When we turned the heat up even more with the train derailment scene on J.J. Abrams’ “Super 8, the SW-E10 subwoofer’s considerable power really shone through. CNET’s listening room has never heard explosions as powerful and deep as this one. As we played the scene again with the volume turned up even louder, the Elite system never faltered; its ability to deliver maximum home theater thrills was never in doubt.

We would prefer to focus on the effortless clarity of these speakers instead of picking apart their sound because that’s what truly sets apart the Elite system from other similarly priced systems. The sound does not have an exaggerated “detail” or brightness, it just sounds clearer than most other speaker systems.

We were more than happy with the Elite system’s ability to deliver room-filling audio, whether playing 5.1 surround or soundtracks from the few Atmos titles available (plus one video game). Although Atmos sounds enveloping, it may sound so good in 5.1 that you don’t even care about height information.

THE GOOD

Pioneer’s Elite SP-EFS73 delivers startling clarity, precision surround-sound imaging, high contrast dynamics, and solid low bass extension. The speakers are well-built and look even more expensive than they are. Playing Atmos and DTS:X soundtracks will prove useful in the near future.

THE BAD

Discs encoded with Dolby Atmos or DTS:X that take advantage of the Elite system’s Dolby top-mounted Atmos drivers are still scarce. In fact, even poorly recorded material can be exposed by these speakers.

Summary
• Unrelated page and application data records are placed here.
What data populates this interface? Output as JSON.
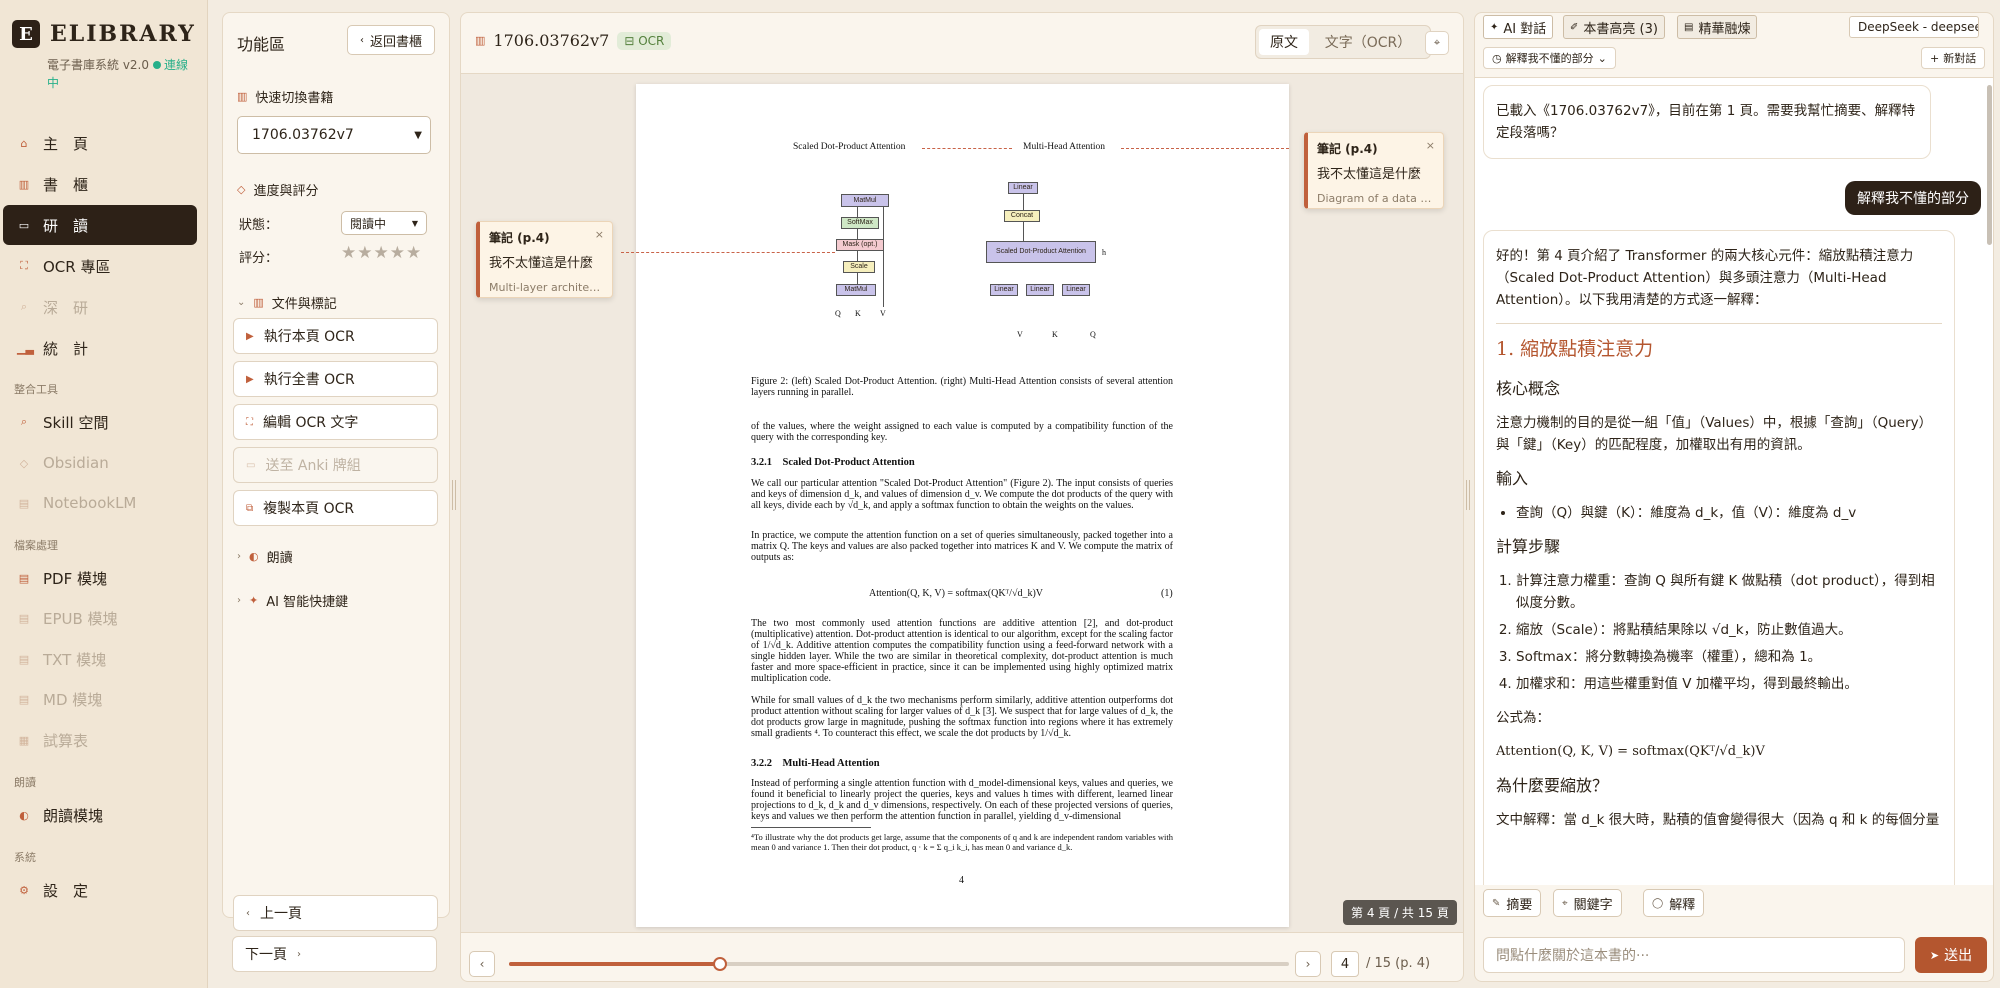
{
  "app": {
    "logo_letter": "E",
    "name": "ELIBRARY",
    "subtitle": "電子書庫系統 v2.0",
    "status": "連線中"
  },
  "nav": {
    "items": [
      {
        "label": "主　頁",
        "icon": "home-icon"
      },
      {
        "label": "書　櫃",
        "icon": "book-icon"
      },
      {
        "label": "研　讀",
        "icon": "reading-icon"
      },
      {
        "label": "OCR 專區",
        "icon": "scan-icon"
      },
      {
        "label": "深　研",
        "icon": "search-icon"
      },
      {
        "label": "統　計",
        "icon": "chart-icon"
      },
      {
        "label": "Skill 空間",
        "icon": "skill-icon"
      },
      {
        "label": "Obsidian",
        "icon": "obsidian-icon"
      },
      {
        "label": "NotebookLM",
        "icon": "notebook-icon"
      },
      {
        "label": "PDF 模塊",
        "icon": "pdf-icon"
      },
      {
        "label": "EPUB 模塊",
        "icon": "epub-icon"
      },
      {
        "label": "TXT 模塊",
        "icon": "txt-icon"
      },
      {
        "label": "MD 模塊",
        "icon": "md-icon"
      },
      {
        "label": "試算表",
        "icon": "sheet-icon"
      },
      {
        "label": "朗讀模塊",
        "icon": "speaker-icon"
      },
      {
        "label": "設　定",
        "icon": "gear-icon"
      }
    ],
    "sections": [
      "整合工具",
      "檔案處理",
      "朗讀",
      "系統"
    ]
  },
  "panel": {
    "title": "功能區",
    "back_label": "返回書櫃",
    "switch_label": "快速切換書籍",
    "book_select": "1706.03762v7",
    "progress_label": "進度與評分",
    "status_label": "狀態：",
    "status_value": "閱讀中",
    "rating_label": "評分：",
    "rating_stars": "★★★★★",
    "docs_label": "文件與標記",
    "buttons": [
      "執行本頁 OCR",
      "執行全書 OCR",
      "編輯 OCR 文字",
      "送至 Anki 牌組",
      "複製本頁 OCR"
    ],
    "read_aloud": "朗讀",
    "ai_shortcuts": "AI 智能快捷鍵",
    "prev_page": "上一頁",
    "next_page": "下一頁"
  },
  "reader": {
    "title": "1706.03762v7",
    "ocr_tag": "OCR",
    "view_original": "原文",
    "view_text": "文字（OCR）",
    "page_badge": "第 4 頁 / 共 15 頁",
    "page_input": "4",
    "page_total": "/ 15 (p. 4)",
    "progress": 0.27,
    "notes": [
      {
        "title": "筆記 (p.4)",
        "question": "我不太懂這是什麼",
        "desc": "Multi-layer architect···"
      },
      {
        "title": "筆記 (p.4)",
        "question": "我不太懂這是什麼",
        "desc": "Diagram of a data pr···"
      }
    ]
  },
  "paper": {
    "fig_left_title": "Scaled Dot-Product Attention",
    "fig_right_title": "Multi-Head Attention",
    "left_boxes": [
      "MatMul",
      "SoftMax",
      "Mask (opt.)",
      "Scale",
      "MatMul"
    ],
    "left_inputs": [
      "Q",
      "K",
      "V"
    ],
    "right_boxes": [
      "Linear",
      "Concat",
      "Scaled Dot-Product Attention",
      "Linear",
      "Linear",
      "Linear"
    ],
    "right_inputs": [
      "V",
      "K",
      "Q"
    ],
    "head_label": "h",
    "caption": "Figure 2: (left) Scaled Dot-Product Attention. (right) Multi-Head Attention consists of several attention layers running in parallel.",
    "p1": "of the values, where the weight assigned to each value is computed by a compatibility function of the query with the corresponding key.",
    "s321": "3.2.1　Scaled Dot-Product Attention",
    "p2": "We call our particular attention \"Scaled Dot-Product Attention\" (Figure 2). The input consists of queries and keys of dimension d_k, and values of dimension d_v. We compute the dot products of the query with all keys, divide each by √d_k, and apply a softmax function to obtain the weights on the values.",
    "p3": "In practice, we compute the attention function on a set of queries simultaneously, packed together into a matrix Q. The keys and values are also packed together into matrices K and V. We compute the matrix of outputs as:",
    "eq": "Attention(Q, K, V) = softmax(QKᵀ/√d_k)V",
    "eq_no": "(1)",
    "p4": "The two most commonly used attention functions are additive attention [2], and dot-product (multiplicative) attention. Dot-product attention is identical to our algorithm, except for the scaling factor of 1/√d_k. Additive attention computes the compatibility function using a feed-forward network with a single hidden layer. While the two are similar in theoretical complexity, dot-product attention is much faster and more space-efficient in practice, since it can be implemented using highly optimized matrix multiplication code.",
    "p5": "While for small values of d_k the two mechanisms perform similarly, additive attention outperforms dot product attention without scaling for larger values of d_k [3]. We suspect that for large values of d_k, the dot products grow large in magnitude, pushing the softmax function into regions where it has extremely small gradients ⁴. To counteract this effect, we scale the dot products by 1/√d_k.",
    "s322": "3.2.2　Multi-Head Attention",
    "p6": "Instead of performing a single attention function with d_model-dimensional keys, values and queries, we found it beneficial to linearly project the queries, keys and values h times with different, learned linear projections to d_k, d_k and d_v dimensions, respectively. On each of these projected versions of queries, keys and values we then perform the attention function in parallel, yielding d_v-dimensional",
    "footnote": "⁴To illustrate why the dot products get large, assume that the components of q and k are independent random variables with mean 0 and variance 1. Then their dot product, q · k = Σ q_i k_i, has mean 0 and variance d_k.",
    "page_no": "4"
  },
  "ai": {
    "tabs": [
      "AI 對話",
      "本書高亮 (3)",
      "精華融煉"
    ],
    "model": "DeepSeek - deepseek-chat",
    "context_chip": "解釋我不懂的部分",
    "new_chat": "新對話",
    "msg1": "已載入《1706.03762v7》，目前在第 1 頁。需要我幫忙摘要、解釋特定段落嗎？",
    "msg_user": "解釋我不懂的部分",
    "reply_intro": "好的！第 4 頁介紹了 Transformer 的兩大核心元件：縮放點積注意力（Scaled Dot-Product Attention）與多頭注意力（Multi-Head Attention）。以下我用清楚的方式逐一解釋：",
    "h_section": "1. 縮放點積注意力",
    "h_core": "核心概念",
    "core_text": "注意力機制的目的是從一組「值」（Values）中，根據「查詢」（Query）與「鍵」（Key）的匹配程度，加權取出有用的資訊。",
    "h_input": "輸入",
    "input_item": "查詢（Q）與鍵（K）：維度為 d_k，值（V）：維度為 d_v",
    "h_steps": "計算步驟",
    "steps": [
      "計算注意力權重：查詢 Q 與所有鍵 K 做點積（dot product），得到相似度分數。",
      "縮放（Scale）：將點積結果除以 √d_k，防止數值過大。",
      "Softmax：將分數轉換為機率（權重），總和為 1。",
      "加權求和：用這些權重對值 V 加權平均，得到最終輸出。"
    ],
    "formula_label": "公式為：",
    "formula": "Attention(Q, K, V) = softmax(QKᵀ/√d_k)V",
    "h_why": "為什麼要縮放？",
    "why_text": "文中解釋：當 d_k 很大時，點積的值會變得很大（因為 q 和 k 的每個分量",
    "quick": [
      "摘要",
      "關鍵字",
      "解釋"
    ],
    "input_placeholder": "問點什麼關於這本書的···",
    "send_label": "送出"
  }
}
With a price tag above $1K, Pioneer enters a very competitive market populated with some excellent-sounding speakers. With an attractive design and a sound that provides a sense of ease and neutrality, the Pioneer Elite SP-EFS73 managed to compete. For the money, these Pioneer bookshelves are our favorite floor-standing speakers of the past few years. While we’d recommend the cheaper Pioneer bookshelves for the budget-conscious, the SP-EFS73 are still one of our favorite floor-standing speakers of the past few years.